A preliminary trial of focused ultrasound (FUS) to open the blood-brain barrier (BBB) in patients with glioblastoma (GBM) is underway at Brigham and Women’s Hospital and two other sites. One of the study’s first patients, treated by neurosurgeon Alexandra J. Golby, MD, has shown that the barrier was breached safely and successfully.
The study is a first step toward using non-invasive FUS technology to deliver chemotherapy more effectively to the site of a brain tumor at concentrations higher than occurs with current treatments. Read More
Using principles of industrial engineering and system dynamics, the stroke care team from Brigham and Women’s Hospital Department of Neurosurgery improved door-to-needle time for thrombectomy. Starting with a thorough assessment of workflow, the team replaced sequential processes with parallel ones, improved communication and transparency across the many disciplines involved, and increased awareness of how each role contributed to patient care. The result: Improved efficiency shortened the door-to-needle time that is a hallmark of quality in stroke care. Read More

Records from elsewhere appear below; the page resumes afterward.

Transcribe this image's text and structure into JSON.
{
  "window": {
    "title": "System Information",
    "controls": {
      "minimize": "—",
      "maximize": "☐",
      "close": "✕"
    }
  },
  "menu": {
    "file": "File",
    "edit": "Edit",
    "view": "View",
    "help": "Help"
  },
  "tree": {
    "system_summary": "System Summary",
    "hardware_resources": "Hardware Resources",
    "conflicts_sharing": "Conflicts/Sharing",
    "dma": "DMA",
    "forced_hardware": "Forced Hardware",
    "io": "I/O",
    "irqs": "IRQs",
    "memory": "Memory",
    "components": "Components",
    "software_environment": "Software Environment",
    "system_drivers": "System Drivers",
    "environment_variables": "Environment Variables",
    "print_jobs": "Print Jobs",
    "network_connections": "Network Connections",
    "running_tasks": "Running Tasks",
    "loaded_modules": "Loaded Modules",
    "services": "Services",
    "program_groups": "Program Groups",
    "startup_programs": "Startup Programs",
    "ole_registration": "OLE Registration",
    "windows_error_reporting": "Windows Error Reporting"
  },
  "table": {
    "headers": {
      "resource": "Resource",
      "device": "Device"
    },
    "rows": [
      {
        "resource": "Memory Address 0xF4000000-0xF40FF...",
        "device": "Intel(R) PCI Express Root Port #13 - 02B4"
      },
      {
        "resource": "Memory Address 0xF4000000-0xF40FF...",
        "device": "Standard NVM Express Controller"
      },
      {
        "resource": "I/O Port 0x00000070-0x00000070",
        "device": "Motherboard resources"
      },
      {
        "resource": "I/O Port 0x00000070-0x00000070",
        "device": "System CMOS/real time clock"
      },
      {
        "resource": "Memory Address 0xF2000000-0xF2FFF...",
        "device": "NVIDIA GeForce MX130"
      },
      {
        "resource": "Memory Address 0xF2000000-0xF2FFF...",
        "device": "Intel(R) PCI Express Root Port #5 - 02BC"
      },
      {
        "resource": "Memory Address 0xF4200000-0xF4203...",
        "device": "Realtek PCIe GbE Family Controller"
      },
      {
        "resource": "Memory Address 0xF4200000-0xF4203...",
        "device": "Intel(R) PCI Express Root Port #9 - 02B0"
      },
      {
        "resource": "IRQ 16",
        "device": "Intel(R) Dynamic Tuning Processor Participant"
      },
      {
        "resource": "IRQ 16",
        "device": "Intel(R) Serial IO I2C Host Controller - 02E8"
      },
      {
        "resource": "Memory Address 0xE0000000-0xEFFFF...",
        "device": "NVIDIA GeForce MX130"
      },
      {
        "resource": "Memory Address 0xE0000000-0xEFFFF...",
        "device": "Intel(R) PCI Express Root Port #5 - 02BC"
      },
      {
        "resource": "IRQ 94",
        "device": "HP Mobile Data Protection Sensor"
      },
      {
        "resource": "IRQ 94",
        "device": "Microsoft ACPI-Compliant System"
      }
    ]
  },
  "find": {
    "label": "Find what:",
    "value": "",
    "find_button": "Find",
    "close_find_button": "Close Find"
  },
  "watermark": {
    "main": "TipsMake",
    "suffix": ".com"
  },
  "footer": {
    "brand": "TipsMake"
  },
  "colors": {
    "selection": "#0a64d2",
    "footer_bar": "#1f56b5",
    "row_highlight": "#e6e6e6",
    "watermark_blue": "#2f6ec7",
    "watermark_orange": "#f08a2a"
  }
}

Progress in creating and evaluating a tau biomarker test at Brigham and Women’s Hospital is spurring rapid movement toward a blood-based screen to diagnose or predict risk for Alzheimer’s disease (AD) perhaps without the need for spinal fluid or imaging. Read More
It’s not uncommon for people who have neurological disorders to experience behavioral and emotional symptoms. The field of neuropsychiatry is dedicated to addressing this issue and bringing a neurobiological understanding to the field of psychiatry.
Gait speed and grip strength are objective measures of physical health that have been shown to predict important health outcomes in older adults such as functional decline, acute care use and death. According to a recent study, these measures are particularly important to assess in older patients with hematologic malignancies including leukemia, lymphoma and multiple myeloma. Read More
Delirium, a sudden onset of confusion frequently seen in older patients, was once thought to be a temporary condition that patients “snapped out of” after being discharged from the hospital. However, it is now recognized that delirium may lead to longer-term cognitive impairment and poor health outcomes, including an increased risk of death, nursing home placement and memory problems. Read More
Could understanding a patient’s personal network of friends and family provide important clues to health and illness, and even guide care? Neurologist Amar Dhand, MD, DPhil, of the Department of Neurology at Brigham and Women’s Hospital, is investigating the relationship of personal networks and stroke, with some surprising findings. Read More
In a recent clinical trial in patients with recurrent high-grade gliomas, investigators from the Center for Neuro-Oncology at Dana-Farber/Brigham and Women’s Cancer Center set out to test the safety and effectiveness of controlling the powerful immunotherapy human interleukin-12 (hIL-12) by using an oral activator to control when the gene gets turned on. While hIL-12 can stimulate many branches of the immune system, previous clinical trials that leveraged it were halted because of toxicity. Read More